AVAILABLE DATA:
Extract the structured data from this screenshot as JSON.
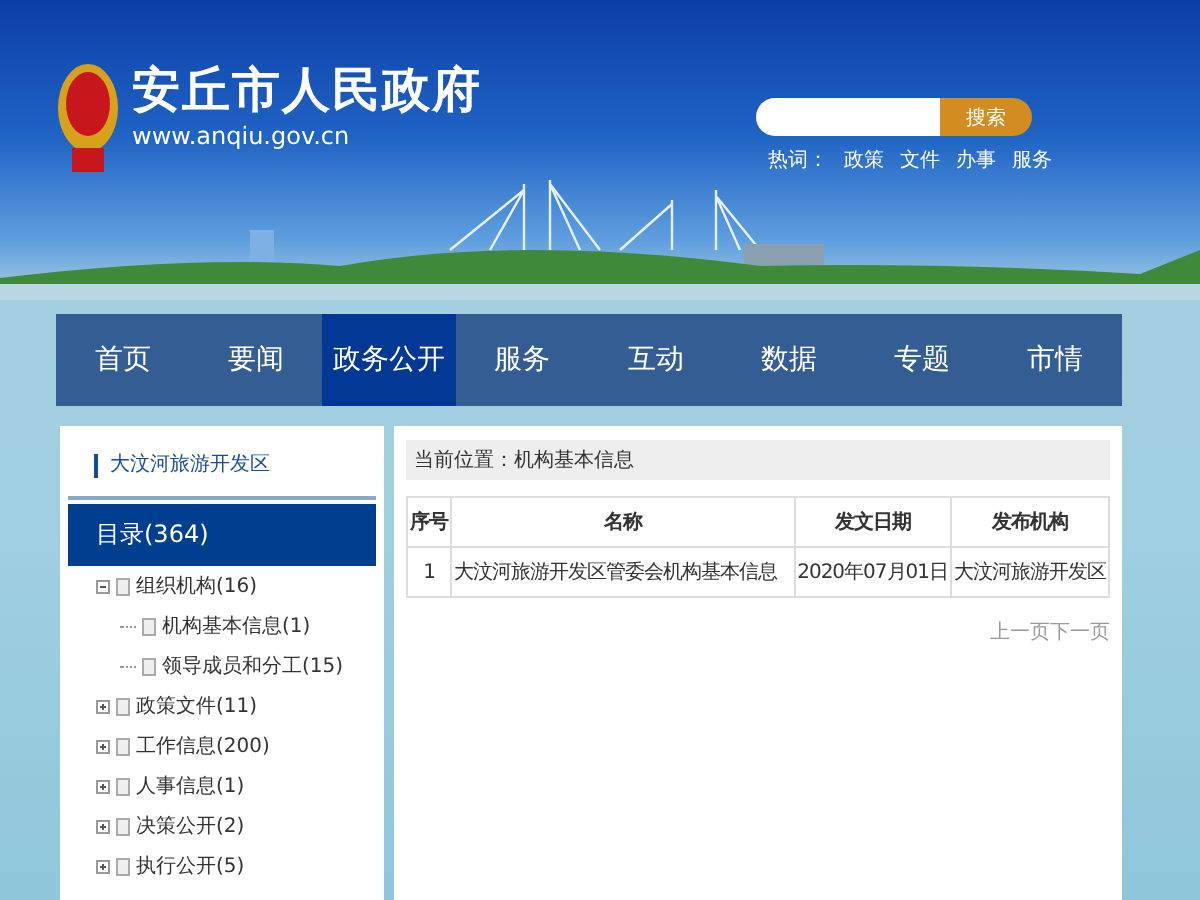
{
  "site": {
    "title": "安丘市人民政府",
    "url": "www.anqiu.gov.cn"
  },
  "search": {
    "button": "搜索",
    "hot_label": "热词：",
    "hot_words": [
      "政策",
      "文件",
      "办事",
      "服务"
    ]
  },
  "nav": [
    {
      "label": "首页",
      "selected": false
    },
    {
      "label": "要闻",
      "selected": false
    },
    {
      "label": "政务公开",
      "selected": true
    },
    {
      "label": "服务",
      "selected": false
    },
    {
      "label": "互动",
      "selected": false
    },
    {
      "label": "数据",
      "selected": false
    },
    {
      "label": "专题",
      "selected": false
    },
    {
      "label": "市情",
      "selected": false
    }
  ],
  "sidebar": {
    "title": "大汶河旅游开发区",
    "catalog": "目录(364)",
    "tree": [
      {
        "label": "组织机构(16)",
        "expanded": true,
        "children": [
          {
            "label": "机构基本信息(1)"
          },
          {
            "label": "领导成员和分工(15)"
          }
        ]
      },
      {
        "label": "政策文件(11)",
        "expanded": false
      },
      {
        "label": "工作信息(200)",
        "expanded": false
      },
      {
        "label": "人事信息(1)",
        "expanded": false
      },
      {
        "label": "决策公开(2)",
        "expanded": false
      },
      {
        "label": "执行公开(5)",
        "expanded": false
      }
    ]
  },
  "breadcrumb": {
    "label": "当前位置：",
    "current": "机构基本信息"
  },
  "table": {
    "columns": [
      "序号",
      "名称",
      "发文日期",
      "发布机构"
    ],
    "rows": [
      [
        "1",
        "大汶河旅游开发区管委会机构基本信息",
        "2020年07月01日",
        "大汶河旅游开发区"
      ]
    ]
  },
  "pager": [
    "上一页",
    "下一页"
  ]
}
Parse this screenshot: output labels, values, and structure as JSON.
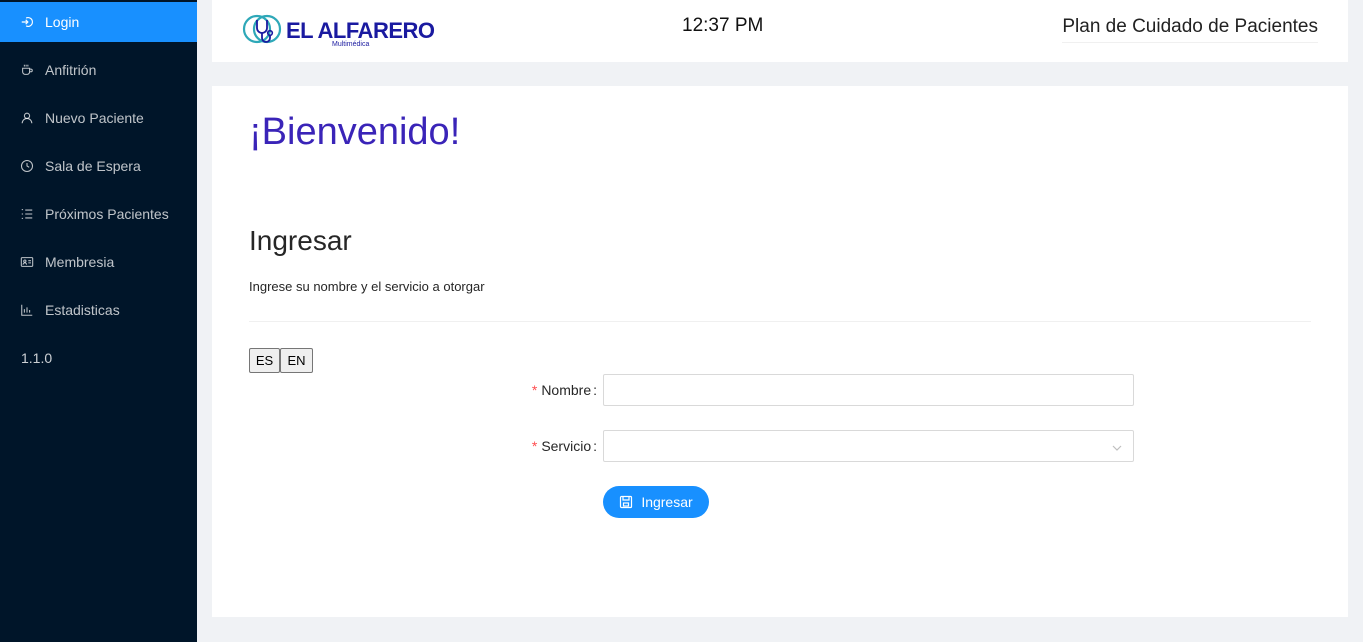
{
  "sidebar": {
    "items": [
      {
        "label": "Login",
        "icon": "login-icon"
      },
      {
        "label": "Anfitrión",
        "icon": "coffee-icon"
      },
      {
        "label": "Nuevo Paciente",
        "icon": "user-icon"
      },
      {
        "label": "Sala de Espera",
        "icon": "clock-icon"
      },
      {
        "label": "Próximos Pacientes",
        "icon": "ordered-list-icon"
      },
      {
        "label": "Membresia",
        "icon": "id-card-icon"
      },
      {
        "label": "Estadisticas",
        "icon": "bar-chart-icon"
      }
    ],
    "version": "1.1.0",
    "active_color": "#1890ff",
    "background": "#001529"
  },
  "header": {
    "logo_name": "EL ALFARERO",
    "logo_sub": "Multimédica",
    "clock": "12:37 PM",
    "app_title": "Plan de Cuidado de Pacientes"
  },
  "main": {
    "welcome": "¡Bienvenido!",
    "section_title": "Ingresar",
    "section_subtitle": "Ingrese su nombre y el servicio a otorgar",
    "lang_es": "ES",
    "lang_en": "EN",
    "form": {
      "nombre_label": "Nombre",
      "nombre_value": "",
      "servicio_label": "Servicio",
      "servicio_value": "",
      "required_mark": "*",
      "colon": ":",
      "submit_label": "Ingresar"
    }
  }
}
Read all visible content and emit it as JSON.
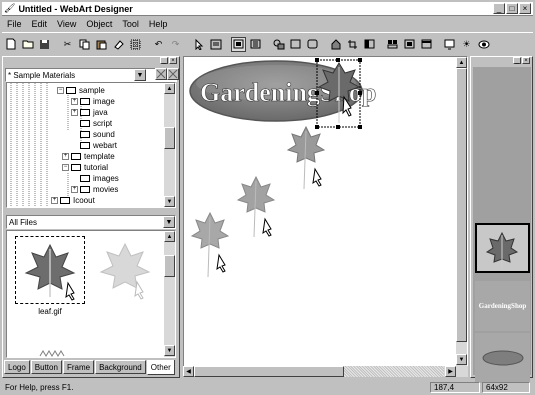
{
  "window": {
    "title": "Untitled - WebArt Designer",
    "controls": [
      "_",
      "□",
      "×"
    ]
  },
  "menu": [
    "File",
    "Edit",
    "View",
    "Object",
    "Tool",
    "Help"
  ],
  "toolbar": {
    "buttons": [
      "new-icon",
      "open-icon",
      "save-icon",
      "cut-icon",
      "copy-icon",
      "paste-icon",
      "eraser-icon",
      "grid-icon",
      "undo-icon",
      "redo-icon",
      "pointer-icon",
      "select-icon",
      "frame-icon",
      "layers-icon",
      "shapes-icon",
      "rect-icon",
      "rounded-rect-icon",
      "image-icon",
      "crop-icon",
      "crop2-icon",
      "align-icon",
      "group-icon",
      "window-icon",
      "monitor-icon",
      "sun-icon",
      "eye-icon"
    ]
  },
  "left_panel": {
    "materials_combo": "* Sample Materials",
    "tree": [
      {
        "label": "sample",
        "level": 1,
        "expanded": true
      },
      {
        "label": "image",
        "level": 2,
        "expanded": false
      },
      {
        "label": "java",
        "level": 2,
        "expanded": false
      },
      {
        "label": "script",
        "level": 2,
        "expanded": null
      },
      {
        "label": "sound",
        "level": 2,
        "expanded": null
      },
      {
        "label": "webart",
        "level": 2,
        "expanded": null
      },
      {
        "label": "template",
        "level": 1,
        "expanded": false
      },
      {
        "label": "tutorial",
        "level": 1,
        "expanded": true
      },
      {
        "label": "images",
        "level": 2,
        "expanded": null
      },
      {
        "label": "movies",
        "level": 2,
        "expanded": false
      },
      {
        "label": "Icoout",
        "level": 0,
        "expanded": false
      }
    ],
    "file_filter": "All Files",
    "files": [
      {
        "name": "leaf.gif"
      }
    ],
    "tabs": [
      "Logo",
      "Button",
      "Frame",
      "Background",
      "Other"
    ],
    "active_tab": "Other"
  },
  "canvas": {
    "banner_text": "GardeningShop",
    "banner_color": "#7e7e7e"
  },
  "right_panel": {
    "thumb_banner_text": "GardeningShop"
  },
  "status": {
    "help": "For Help, press F1.",
    "coords": "187,4",
    "size": "64x92"
  }
}
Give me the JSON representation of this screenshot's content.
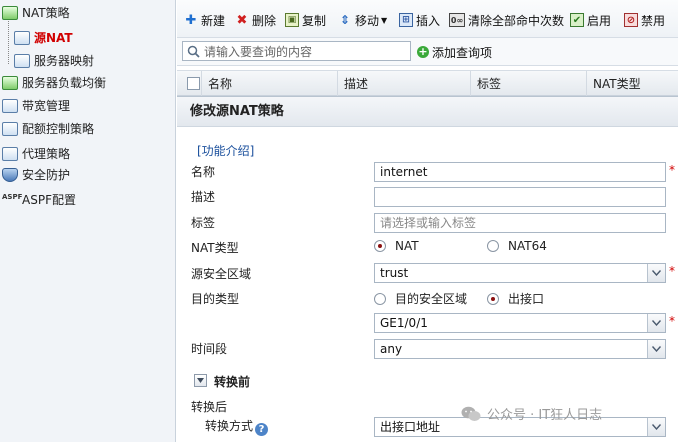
{
  "sidebar": {
    "items": [
      {
        "label": "NAT策略",
        "icon": "nat-policy-icon",
        "level": 0
      },
      {
        "label": "源NAT",
        "icon": "source-nat-icon",
        "level": 1,
        "active": true
      },
      {
        "label": "服务器映射",
        "icon": "server-mapping-icon",
        "level": 1
      },
      {
        "label": "服务器负载均衡",
        "icon": "server-load-balancing-icon",
        "level": 0
      },
      {
        "label": "带宽管理",
        "icon": "bandwidth-icon",
        "level": 0
      },
      {
        "label": "配额控制策略",
        "icon": "quota-icon",
        "level": 0
      },
      {
        "label": "代理策略",
        "icon": "proxy-icon",
        "level": 0
      },
      {
        "label": "安全防护",
        "icon": "shield-icon",
        "level": 0
      },
      {
        "label": "ASPF配置",
        "icon": "aspf-icon",
        "level": 0
      }
    ],
    "aspf_icon_text": "ASPF"
  },
  "toolbar": {
    "new": "新建",
    "delete": "删除",
    "copy": "复制",
    "move": "移动",
    "insert": "插入",
    "clear_hits": "清除全部命中次数",
    "enable": "启用",
    "disable": "禁用"
  },
  "search": {
    "placeholder": "请输入要查询的内容",
    "add_query": "添加查询项"
  },
  "table": {
    "columns": [
      "名称",
      "描述",
      "标签",
      "NAT类型"
    ]
  },
  "dialog": {
    "title": "修改源NAT策略",
    "intro_link": "[功能介绍]",
    "fields": {
      "name_label": "名称",
      "name_value": "internet",
      "desc_label": "描述",
      "desc_value": "",
      "tag_label": "标签",
      "tag_placeholder": "请选择或输入标签",
      "nat_type_label": "NAT类型",
      "nat_type_options": [
        "NAT",
        "NAT64"
      ],
      "nat_type_selected": "NAT",
      "src_zone_label": "源安全区域",
      "src_zone_value": "trust",
      "dst_type_label": "目的类型",
      "dst_type_options": [
        "目的安全区域",
        "出接口"
      ],
      "dst_type_selected": "出接口",
      "out_interface_value": "GE1/0/1",
      "time_range_label": "时间段",
      "time_range_value": "any",
      "before_section": "转换前",
      "after_label": "转换后",
      "mode_label": "转换方式",
      "mode_value": "出接口地址"
    },
    "required_mark": "*"
  },
  "watermark": "公众号 · IT狂人日志",
  "colors": {
    "active_nav": "#d10000",
    "required": "#d10000",
    "link": "#1a4f9c",
    "border": "#a9b6c4"
  }
}
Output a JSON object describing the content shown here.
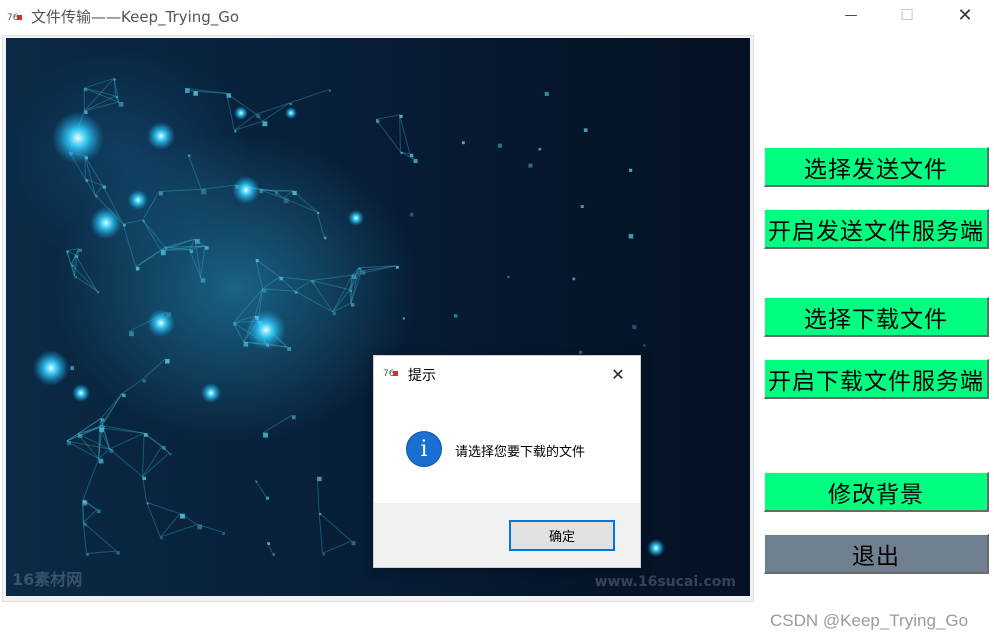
{
  "window": {
    "title": "文件传输——Keep_Trying_Go",
    "controls": {
      "minimize": "—",
      "maximize": "☐",
      "close": "✕"
    }
  },
  "canvas": {
    "background_desc_colors": {
      "deep": "#06162b",
      "glow": "#2fd6ff"
    },
    "watermark_left": "16素材网",
    "watermark_right": "www.16sucai.com"
  },
  "buttons": {
    "select_send": "选择发送文件",
    "start_send_server": "开启发送文件服务端",
    "select_download": "选择下载文件",
    "start_download_server": "开启下载文件服务端",
    "change_background": "修改背景",
    "exit": "退出"
  },
  "dialog": {
    "title": "提示",
    "message": "请选择您要下载的文件",
    "ok": "确定",
    "close": "✕",
    "icon_glyph": "i"
  },
  "colors": {
    "button_green": "#00ff80",
    "button_gray": "#708090",
    "accent": "#0078d7"
  },
  "footer_watermark": "CSDN @Keep_Trying_Go"
}
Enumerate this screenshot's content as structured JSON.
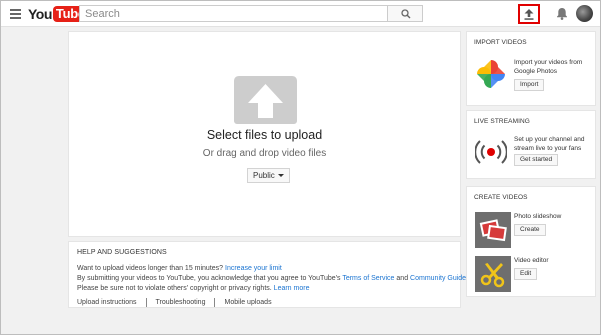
{
  "header": {
    "logo_you": "You",
    "logo_tube": "Tube",
    "search_placeholder": "Search"
  },
  "upload": {
    "title": "Select files to upload",
    "subtitle": "Or drag and drop video files",
    "privacy_value": "Public"
  },
  "help": {
    "title": "HELP AND SUGGESTIONS",
    "line1_text": "Want to upload videos longer than 15 minutes?",
    "line1_link": "Increase your limit",
    "line2_text": "By submitting your videos to YouTube, you acknowledge that you agree to YouTube's",
    "line2_link1": "Terms of Service",
    "line2_and": "and",
    "line2_link2": "Community Guidelines.",
    "line3_text": "Please be sure not to violate others' copyright or privacy rights.",
    "line3_link": "Learn more",
    "links": [
      "Upload instructions",
      "Troubleshooting",
      "Mobile uploads"
    ]
  },
  "import_videos": {
    "title": "IMPORT VIDEOS",
    "description": "Import your videos from Google Photos",
    "button": "Import"
  },
  "live_streaming": {
    "title": "LIVE STREAMING",
    "description": "Set up your channel and stream live to your fans",
    "button": "Get started"
  },
  "create_videos": {
    "title": "CREATE VIDEOS",
    "slideshow_label": "Photo slideshow",
    "slideshow_button": "Create",
    "editor_label": "Video editor",
    "editor_button": "Edit"
  },
  "colors": {
    "brand_red": "#e62117",
    "link_blue": "#1b74d1",
    "upload_highlight": "#e00000"
  }
}
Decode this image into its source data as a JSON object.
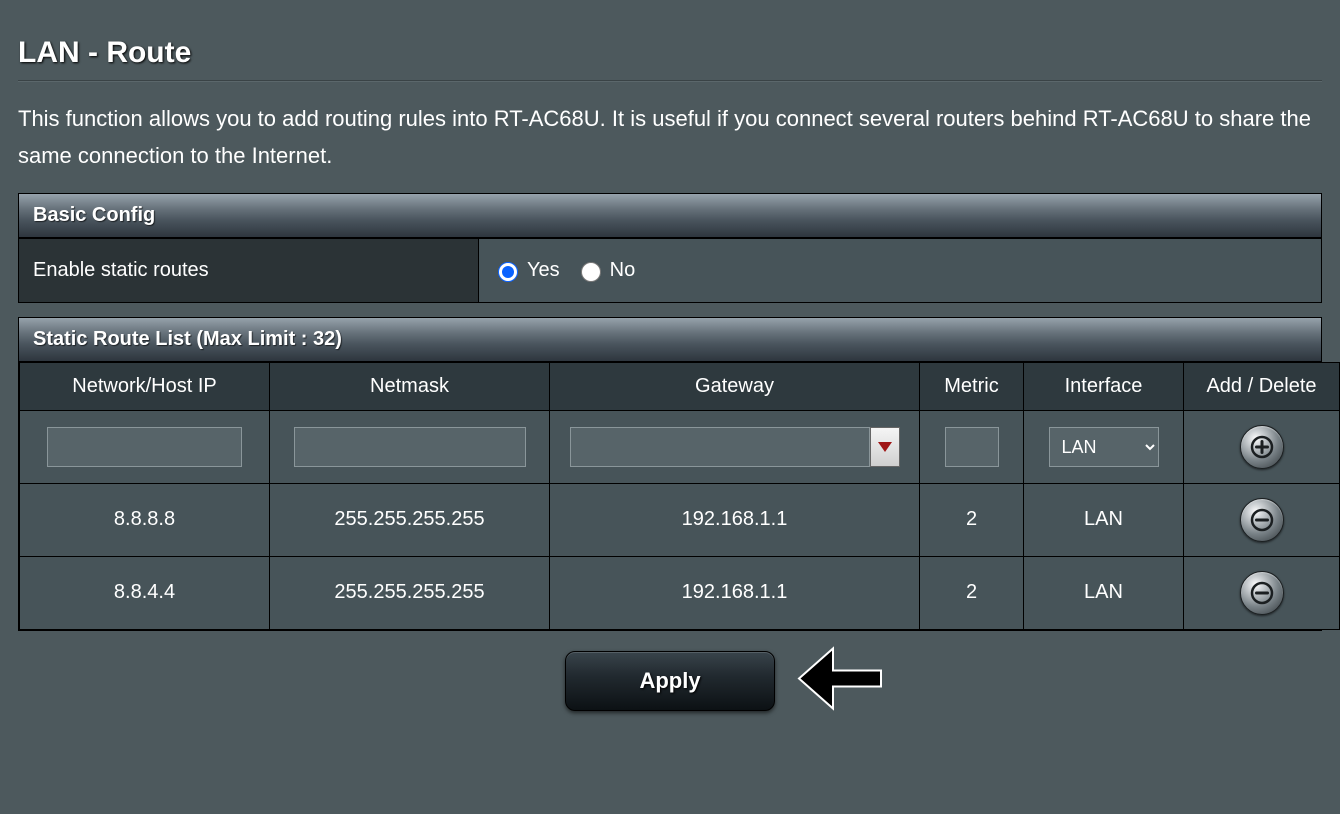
{
  "page_title": "LAN - Route",
  "description": "This function allows you to add routing rules into RT-AC68U. It is useful if you connect several routers behind RT-AC68U to share the same connection to the Internet.",
  "basic_config": {
    "header": "Basic Config",
    "enable_label": "Enable static routes",
    "yes_label": "Yes",
    "no_label": "No",
    "selected": "yes"
  },
  "route_list": {
    "header": "Static Route List (Max Limit : 32)",
    "columns": {
      "ip": "Network/Host IP",
      "netmask": "Netmask",
      "gateway": "Gateway",
      "metric": "Metric",
      "interface": "Interface",
      "action": "Add / Delete"
    },
    "new_row": {
      "ip": "",
      "netmask": "",
      "gateway": "",
      "metric": "",
      "interface": "LAN"
    },
    "rows": [
      {
        "ip": "8.8.8.8",
        "netmask": "255.255.255.255",
        "gateway": "192.168.1.1",
        "metric": "2",
        "interface": "LAN"
      },
      {
        "ip": "8.8.4.4",
        "netmask": "255.255.255.255",
        "gateway": "192.168.1.1",
        "metric": "2",
        "interface": "LAN"
      }
    ]
  },
  "apply_label": "Apply"
}
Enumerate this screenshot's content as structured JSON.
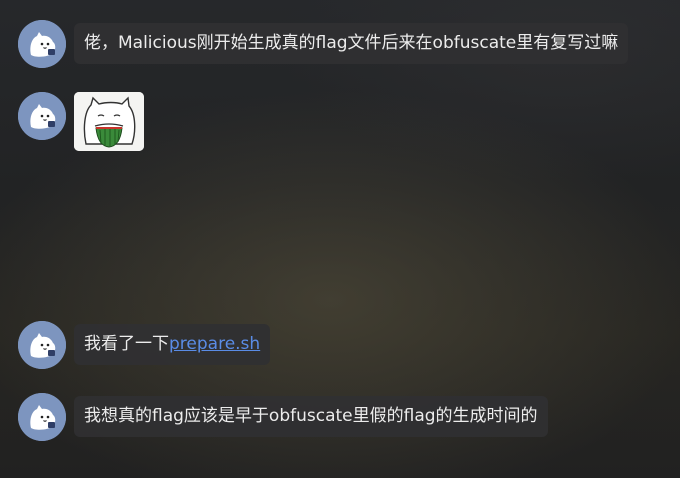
{
  "messages": [
    {
      "text": "佬，Malicious刚开始生成真的flag文件后来在obfuscate里有复写过嘛"
    },
    {
      "sticker": "cat-eating-watermelon-sticker"
    },
    {
      "prefix": "我看了一下",
      "link": "prepare.sh"
    },
    {
      "text": "我想真的flag应该是早于obfuscate里假的flag的生成时间的"
    }
  ],
  "colors": {
    "avatar_bg": "#7d95bf",
    "bubble_bg": "#303032",
    "link": "#5a8ce6"
  }
}
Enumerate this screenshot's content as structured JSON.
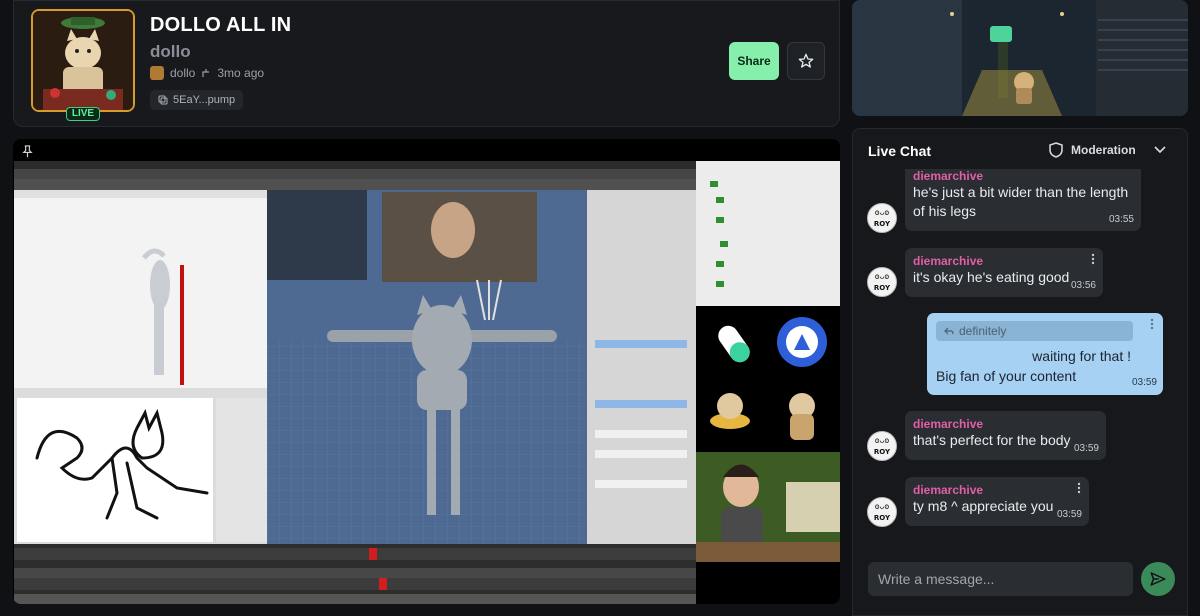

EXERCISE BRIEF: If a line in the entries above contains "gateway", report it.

RESPONSE TO THIS EXERCISE:
      "gateway": "Gateway",
      "gateway": "",
        "gateway": "192.168.1.1",
        "gateway": "192.168.1.1",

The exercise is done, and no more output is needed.